▶ _Your instructions_
Each entry must be duplicated precisely, with nothing left out.
'''
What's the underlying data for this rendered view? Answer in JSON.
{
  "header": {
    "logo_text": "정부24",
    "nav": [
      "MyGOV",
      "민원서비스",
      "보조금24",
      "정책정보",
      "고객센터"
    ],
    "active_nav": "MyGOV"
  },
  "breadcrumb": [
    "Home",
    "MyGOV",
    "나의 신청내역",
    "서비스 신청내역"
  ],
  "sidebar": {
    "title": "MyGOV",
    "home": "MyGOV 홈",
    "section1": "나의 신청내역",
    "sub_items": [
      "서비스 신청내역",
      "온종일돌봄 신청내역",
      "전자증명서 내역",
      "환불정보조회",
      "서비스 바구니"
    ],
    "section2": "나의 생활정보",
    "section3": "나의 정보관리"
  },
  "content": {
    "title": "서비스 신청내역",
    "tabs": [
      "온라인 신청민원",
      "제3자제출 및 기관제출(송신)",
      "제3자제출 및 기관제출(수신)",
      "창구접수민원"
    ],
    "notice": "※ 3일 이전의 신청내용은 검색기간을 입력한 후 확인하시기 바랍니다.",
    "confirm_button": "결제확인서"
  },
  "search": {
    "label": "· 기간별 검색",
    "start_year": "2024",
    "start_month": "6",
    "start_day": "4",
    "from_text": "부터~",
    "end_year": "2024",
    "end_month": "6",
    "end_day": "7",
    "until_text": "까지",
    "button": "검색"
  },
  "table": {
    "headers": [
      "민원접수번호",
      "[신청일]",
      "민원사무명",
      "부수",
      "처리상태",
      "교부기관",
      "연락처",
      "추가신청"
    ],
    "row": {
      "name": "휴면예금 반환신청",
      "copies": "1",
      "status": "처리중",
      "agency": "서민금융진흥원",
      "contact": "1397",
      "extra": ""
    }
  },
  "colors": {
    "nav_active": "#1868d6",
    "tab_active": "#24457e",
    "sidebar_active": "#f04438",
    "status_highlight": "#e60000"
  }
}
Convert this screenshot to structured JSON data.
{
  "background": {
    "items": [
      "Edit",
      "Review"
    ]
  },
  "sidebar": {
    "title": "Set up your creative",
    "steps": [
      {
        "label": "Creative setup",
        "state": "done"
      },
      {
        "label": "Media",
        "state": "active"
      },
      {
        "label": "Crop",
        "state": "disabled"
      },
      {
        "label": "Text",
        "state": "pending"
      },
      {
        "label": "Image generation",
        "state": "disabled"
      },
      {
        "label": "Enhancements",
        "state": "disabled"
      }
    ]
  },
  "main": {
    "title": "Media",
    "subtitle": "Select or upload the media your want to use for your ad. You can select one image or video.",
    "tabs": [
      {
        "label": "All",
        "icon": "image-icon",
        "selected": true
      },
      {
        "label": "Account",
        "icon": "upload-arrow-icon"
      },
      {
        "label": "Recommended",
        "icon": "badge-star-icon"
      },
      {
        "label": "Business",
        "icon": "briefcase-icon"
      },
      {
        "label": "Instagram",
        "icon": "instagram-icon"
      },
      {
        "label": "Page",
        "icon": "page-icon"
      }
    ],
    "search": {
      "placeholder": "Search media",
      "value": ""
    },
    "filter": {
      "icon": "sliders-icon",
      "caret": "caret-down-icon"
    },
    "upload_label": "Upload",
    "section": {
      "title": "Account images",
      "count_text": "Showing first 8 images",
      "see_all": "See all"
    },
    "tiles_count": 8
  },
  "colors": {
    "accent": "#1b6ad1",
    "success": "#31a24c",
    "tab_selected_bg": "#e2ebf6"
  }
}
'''
▶ _Solved problem_
What's the underlying data for this rendered view? Answer in JSON.
{
  "header": {
    "logo_text": "정부24",
    "nav": [
      "MyGOV",
      "민원서비스",
      "보조금24",
      "정책정보",
      "고객센터"
    ],
    "active_nav": "MyGOV"
  },
  "breadcrumb": [
    "Home",
    "MyGOV",
    "나의 신청내역",
    "서비스 신청내역"
  ],
  "sidebar": {
    "title": "MyGOV",
    "home": "MyGOV 홈",
    "section1": "나의 신청내역",
    "sub_items": [
      "서비스 신청내역",
      "온종일돌봄 신청내역",
      "전자증명서 내역",
      "환불정보조회",
      "서비스 바구니"
    ],
    "section2": "나의 생활정보",
    "section3": "나의 정보관리"
  },
  "content": {
    "title": "서비스 신청내역",
    "tabs": [
      "온라인 신청민원",
      "제3자제출 및 기관제출(송신)",
      "제3자제출 및 기관제출(수신)",
      "창구접수민원"
    ],
    "notice": "※ 3일 이전의 신청내용은 검색기간을 입력한 후 확인하시기 바랍니다.",
    "confirm_button": "결제확인서"
  },
  "search": {
    "label": "· 기간별 검색",
    "start_year": "2024",
    "start_month": "6",
    "start_day": "4",
    "from_text": "부터~",
    "end_year": "2024",
    "end_month": "6",
    "end_day": "7",
    "until_text": "까지",
    "button": "검색"
  },
  "table": {
    "headers": [
      "민원접수번호",
      "[신청일]",
      "민원사무명",
      "부수",
      "처리상태",
      "교부기관",
      "연락처",
      "추가신청"
    ],
    "row": {
      "name": "휴면예금 반환신청",
      "copies": "1",
      "status": "처리중",
      "agency": "서민금융진흥원",
      "contact": "1397",
      "extra": ""
    }
  },
  "colors": {
    "nav_active": "#1868d6",
    "tab_active": "#24457e",
    "sidebar_active": "#f04438",
    "status_highlight": "#e60000"
  }
}
Convert this screenshot to structured JSON data.
{
  "background": {
    "items": [
      "Edit",
      "Review"
    ]
  },
  "sidebar": {
    "title": "Set up your creative",
    "steps": [
      {
        "label": "Creative setup",
        "state": "done"
      },
      {
        "label": "Media",
        "state": "active"
      },
      {
        "label": "Crop",
        "state": "disabled"
      },
      {
        "label": "Text",
        "state": "pending"
      },
      {
        "label": "Image generation",
        "state": "disabled"
      },
      {
        "label": "Enhancements",
        "state": "disabled"
      }
    ]
  },
  "main": {
    "title": "Media",
    "subtitle": "Select or upload the media your want to use for your ad. You can select one image or video.",
    "tabs": [
      {
        "label": "All",
        "icon": "image-icon",
        "selected": true
      },
      {
        "label": "Account",
        "icon": "upload-arrow-icon"
      },
      {
        "label": "Recommended",
        "icon": "badge-star-icon"
      },
      {
        "label": "Business",
        "icon": "briefcase-icon"
      },
      {
        "label": "Instagram",
        "icon": "instagram-icon"
      },
      {
        "label": "Page",
        "icon": "page-icon"
      }
    ],
    "search": {
      "placeholder": "Search media",
      "value": ""
    },
    "filter": {
      "icon": "sliders-icon",
      "caret": "caret-down-icon"
    },
    "upload_label": "Upload",
    "section": {
      "title": "Account images",
      "count_text": "Showing first 8 images",
      "see_all": "See all"
    },
    "tiles_count": 8
  },
  "colors": {
    "accent": "#1b6ad1",
    "success": "#31a24c",
    "tab_selected_bg": "#e2ebf6"
  }
}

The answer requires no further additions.